Firstly, thank you to all the work staff at Auckland Transport (AT) have undertaken to help the region recover from the devastating Auckland anniversary weekend floods, as well as Cyclone Gabrielle. We clearly have a huge task clearing slips, rebuilding roads and bridges to reconnect communities across Auckland.
In December, I sent the AT Board Chair my Letter of Expectation for Auckland Transport. This lays out my priorities for Auckland Transport for the coming year.
Firstly, I must remind you of the budget situation we are facing. Auckland Council faces a budget shortfall of $295 million. I’ve asked AT to make savings of $25 million, without making further cuts to public transport services that Aucklanders rely on.
In addition, the Expenditure Control and Procurement Committee has been asked to identify a further $7.5m in savings from AT, and I trust you will work constructively with Chair Maurice Williamson to find these savings.
This is a tough ask I know and will require hard choices, but households across Auckland are facing tough choices as interest rates rises, and council and our CCO’s must do the same.
Some of these savings will come from implementation of shared services across the council group, which AT needs to accelerate progress on.
My Letter of Expectation lays out my 7 key priorities for Auckland Transport.
First, and most fundamentally, I am seeking a fundamental change of approach from AT. The organisation currently suffers from a serious democratic deficit and needs to regain social licence for its activities. AT needs to deeply understand and respond to what matters most to Aucklanders in transport.
Aucklanders want faster and more reliable journeys around our, city and this is what AT must focus on. If we want to get people using public transport, then the best way to do this is offer faster bus services.
AT must significantly improve communication about the transport system, especially in relation to public transport. Too often passengers are left in the dark when delays happen or receive partial information.
Fixing Auckland’s transport system does not begin with large-scale investment in new infrastructure. Well ahead of that, we must do a much better job of managing the infrastructure assets we already have and the public transport services we operate. This is a question of necessity, given the economic and fiscal pressure we are under as Council.
AT must work to achieve significant gains in network performance through smaller-scale improvements to the arterial road network, sensibly using technology like dynamic lanes and transponders on buses, as well as bus lanes and re-configuration of congested intersections. These must be prioritised as part of a sped-up network optimisation programme, designed to improve travel-times for all transport modes.
We need to fix long-standing punctuality and reliability issues on the public transport network which will help recover and improve public transport patronage to at least pre-Covid levels.

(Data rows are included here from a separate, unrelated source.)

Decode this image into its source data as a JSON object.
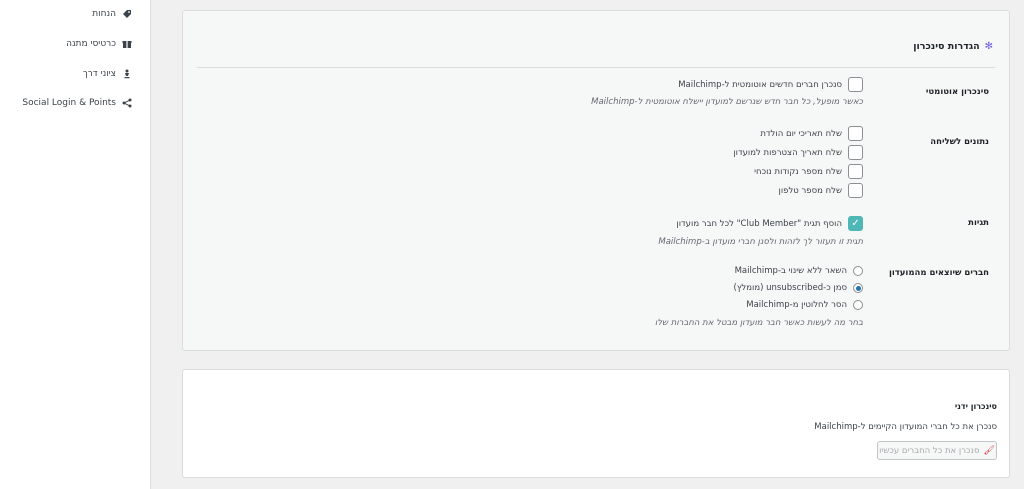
{
  "sidebar": {
    "items": [
      {
        "label": "הנחות",
        "icon": "tag-icon"
      },
      {
        "label": "כרטיסי מתנה",
        "icon": "gift-card-icon"
      },
      {
        "label": "ציוני דרך",
        "icon": "milestone-icon"
      },
      {
        "label": "Social Login & Points",
        "icon": "share-icon"
      }
    ]
  },
  "sync_settings": {
    "title": "הגדרות סינכרון",
    "auto_sync": {
      "label": "סינכרון אוטומטי",
      "option": "סנכרן חברים חדשים אוטומטית ל-Mailchimp",
      "checked": false,
      "hint": "כאשר מופעל, כל חבר חדש שנרשם למועדון יישלח אוטומטית ל-Mailchimp"
    },
    "data_to_send": {
      "label": "נתונים לשליחה",
      "options": [
        {
          "label": "שלח תאריכי יום הולדת",
          "checked": false
        },
        {
          "label": "שלח תאריך הצטרפות למועדון",
          "checked": false
        },
        {
          "label": "שלח מספר נקודות נוכחי",
          "checked": false
        },
        {
          "label": "שלח מספר טלפון",
          "checked": false
        }
      ]
    },
    "tags": {
      "label": "תגיות",
      "option": "הוסף תגית \"Club Member\" לכל חבר מועדון",
      "checked": true,
      "hint": "תגית זו תעזור לך לזהות ולסנן חברי מועדון ב-Mailchimp"
    },
    "leaving_members": {
      "label": "חברים שיוצאים מהמועדון",
      "options": [
        {
          "label": "השאר ללא שינוי ב-Mailchimp",
          "selected": false
        },
        {
          "label": "סמן כ-unsubscribed (מומלץ)",
          "selected": true
        },
        {
          "label": "הסר לחלוטין מ-Mailchimp",
          "selected": false
        }
      ],
      "hint": "בחר מה לעשות כאשר חבר מועדון מבטל את החברות שלו"
    }
  },
  "manual_sync": {
    "title": "סינכרון ידני",
    "description": "סנכרן את כל חברי המועדון הקיימים ל-Mailchimp",
    "button_label": "סנכרן את כל החברים עכשיו"
  },
  "colors": {
    "accent": "#4fb7b5",
    "radio": "#2271b1"
  }
}
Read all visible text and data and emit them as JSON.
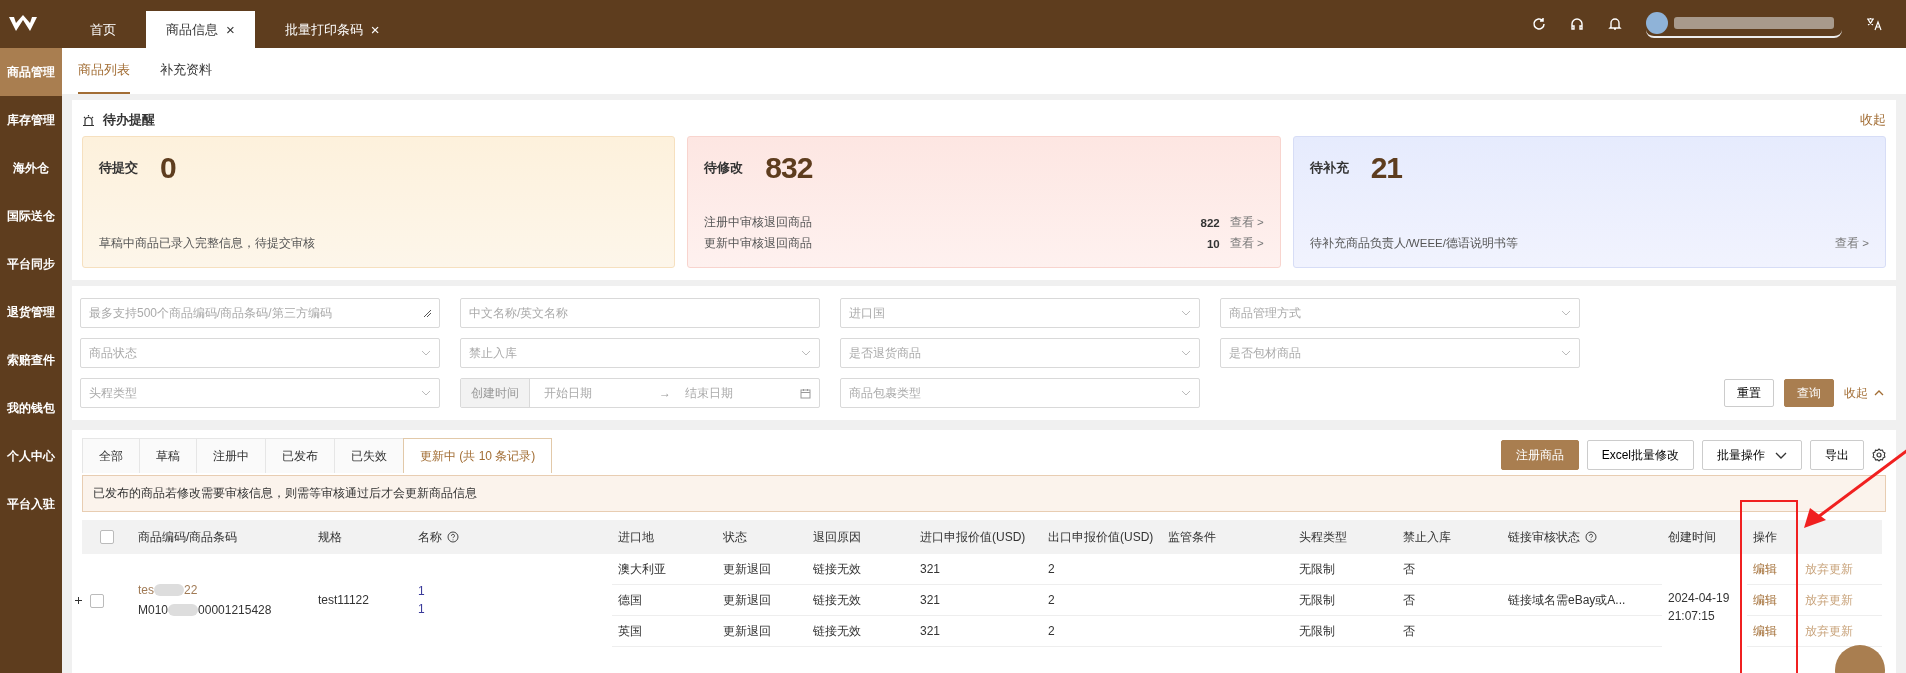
{
  "topbar": {
    "tabs": [
      {
        "label": "首页",
        "selected": false,
        "closable": false
      },
      {
        "label": "商品信息",
        "selected": true,
        "closable": true
      },
      {
        "label": "批量打印条码",
        "selected": false,
        "closable": true
      }
    ],
    "close_mark": "×"
  },
  "sidebar": {
    "items": [
      {
        "label": "商品管理",
        "selected": true
      },
      {
        "label": "库存管理",
        "selected": false
      },
      {
        "label": "海外仓",
        "selected": false
      },
      {
        "label": "国际送仓",
        "selected": false
      },
      {
        "label": "平台同步",
        "selected": false
      },
      {
        "label": "退货管理",
        "selected": false
      },
      {
        "label": "索赔查件",
        "selected": false
      },
      {
        "label": "我的钱包",
        "selected": false
      },
      {
        "label": "个人中心",
        "selected": false
      },
      {
        "label": "平台入驻",
        "selected": false
      }
    ]
  },
  "subtabs": [
    {
      "label": "商品列表",
      "selected": true
    },
    {
      "label": "补充资料",
      "selected": false
    }
  ],
  "reminder": {
    "title": "待办提醒",
    "collapse_label": "收起",
    "cards": [
      {
        "kind": "draft",
        "title": "待提交",
        "count": "0",
        "lines": [
          {
            "text": "草稿中商品已录入完整信息，待提交审核"
          }
        ]
      },
      {
        "kind": "modify",
        "title": "待修改",
        "count": "832",
        "lines": [
          {
            "text": "注册中审核退回商品",
            "count": "822",
            "link": "查看 >"
          },
          {
            "text": "更新中审核退回商品",
            "count": "10",
            "link": "查看 >"
          }
        ]
      },
      {
        "kind": "supplement",
        "title": "待补充",
        "count": "21",
        "lines": [
          {
            "text": "待补充商品负责人/WEEE/德语说明书等",
            "link": "查看 >"
          }
        ]
      }
    ]
  },
  "filters": {
    "rows": [
      [
        {
          "kind": "textarea",
          "placeholder": "最多支持500个商品编码/商品条码/第三方编码"
        },
        {
          "kind": "input",
          "placeholder": "中文名称/英文名称"
        },
        {
          "kind": "select",
          "placeholder": "进口国"
        },
        {
          "kind": "select",
          "placeholder": "商品管理方式"
        }
      ],
      [
        {
          "kind": "select",
          "placeholder": "商品状态"
        },
        {
          "kind": "select",
          "placeholder": "禁止入库"
        },
        {
          "kind": "select",
          "placeholder": "是否退货商品"
        },
        {
          "kind": "select",
          "placeholder": "是否包材商品"
        }
      ],
      [
        {
          "kind": "select",
          "placeholder": "头程类型"
        },
        {
          "kind": "daterange",
          "label": "创建时间",
          "start_placeholder": "开始日期",
          "separator": "→",
          "end_placeholder": "结束日期"
        },
        {
          "kind": "select",
          "placeholder": "商品包裹类型"
        }
      ]
    ],
    "reset_label": "重置",
    "query_label": "查询",
    "collapse_label": "收起"
  },
  "status_tabs": [
    {
      "label": "全部",
      "selected": false
    },
    {
      "label": "草稿",
      "selected": false
    },
    {
      "label": "注册中",
      "selected": false
    },
    {
      "label": "已发布",
      "selected": false
    },
    {
      "label": "已失效",
      "selected": false
    },
    {
      "label": "更新中 (共 10 条记录)",
      "selected": true
    }
  ],
  "actions": [
    {
      "label": "注册商品",
      "kind": "primary"
    },
    {
      "label": "Excel批量修改",
      "kind": "default"
    },
    {
      "label": "批量操作",
      "kind": "dropdown"
    },
    {
      "label": "导出",
      "kind": "default"
    }
  ],
  "notice": "已发布的商品若修改需要审核信息，则需等审核通过后才会更新商品信息",
  "table": {
    "columns": [
      {
        "label": "商品编码/商品条码",
        "help": false
      },
      {
        "label": "规格",
        "help": false
      },
      {
        "label": "名称",
        "help": true
      },
      {
        "label": "进口地",
        "help": false
      },
      {
        "label": "状态",
        "help": false
      },
      {
        "label": "退回原因",
        "help": false
      },
      {
        "label": "进口申报价值(USD)",
        "help": false
      },
      {
        "label": "出口申报价值(USD)",
        "help": false
      },
      {
        "label": "监管条件",
        "help": false
      },
      {
        "label": "头程类型",
        "help": false
      },
      {
        "label": "禁止入库",
        "help": false
      },
      {
        "label": "链接审核状态",
        "help": true
      },
      {
        "label": "创建时间",
        "help": false
      },
      {
        "label": "操作",
        "help": false
      }
    ],
    "header_checked": false,
    "products": [
      {
        "checked": false,
        "expanded": false,
        "code_start": "tes",
        "code_end": "22",
        "barcode_start": "M010",
        "barcode_end": "00001215428",
        "spec": "test11122",
        "names": [
          "1",
          "1"
        ],
        "created": [
          "2024-04-19",
          "21:07:15"
        ],
        "rows": [
          {
            "import": "澳大利亚",
            "status": "更新退回",
            "reason": "链接无效",
            "import_value": "321",
            "export_value": "2",
            "head": "无限制",
            "forbid": "否",
            "ops": [
              "编辑",
              "放弃更新"
            ]
          },
          {
            "import": "德国",
            "status": "更新退回",
            "reason": "链接无效",
            "import_value": "321",
            "export_value": "2",
            "head": "无限制",
            "forbid": "否",
            "link_status": "链接域名需eBay或A...",
            "ops": [
              "编辑",
              "放弃更新"
            ]
          },
          {
            "import": "英国",
            "status": "更新退回",
            "reason": "链接无效",
            "import_value": "321",
            "export_value": "2",
            "head": "无限制",
            "forbid": "否",
            "ops": [
              "编辑",
              "放弃更新"
            ]
          }
        ]
      }
    ]
  }
}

AT should also improve oversight and management of contractors to ensure work is undertaken correctly, and if not that the contractor pays for the repairs rather than the ratepayer.
As I mentioned above, AT needs to reduce its cost to council. AT must at all times prioritise affordability and value for money. This should include looking at phased delivery of projects and lower cost delivery of the cycling programme.
AT should also increase its non-rates income. This should include looking at parking pricing, particularly where AT undercuts market rates for parking.
AT needs to deliver a better approach to traffic management to reduce road user frustration, as well as deliver savings to council and the private sector. Temporary Traffic Management has been estimated to cost the council group an astonishing $145 million per year.
AT must adopt an approach to TTM that is more targeted to risk. AT must also incentivise contractors to reduce the amount of road space that is taken up by temporary traffic management through a system of financial charges and penalties.
I would also like AT to reduce cost they impose on the private sector through delays to resource consent processing and access to the corridor when required.
AT must take direction and oversight from council.
I expect AT to work closely with myself, as well as with John Watson the Chair of the Transport and Infrastructure Committee to set direction for transport in Auckland.
I also set up this new committee to hold AT accountable, so AT must work transparently with this committee to achieve that.
AT’s plans and strategies need to be more clearly shaped by affected communities. I have proposed a process whereby local projects should go to the local board for approval at the planning phase. If support is not forthcoming then projects can still be approved by the AT board, but the reasons for doing so must be reported to the Transport and Infrastructure Committee.
AT needs to support the development of the Auckland Integrated Transport Plan I am working on with Minister Michael Wood. We need AT’s resources to match the resources that central government have, as well as a hard look at major projects on our current programme to see if there are better ways of fixing local issues.
I look forward to working closely with the AT Board and management to achieve my goal to transform how AT operates and get to working on fixing our transport system.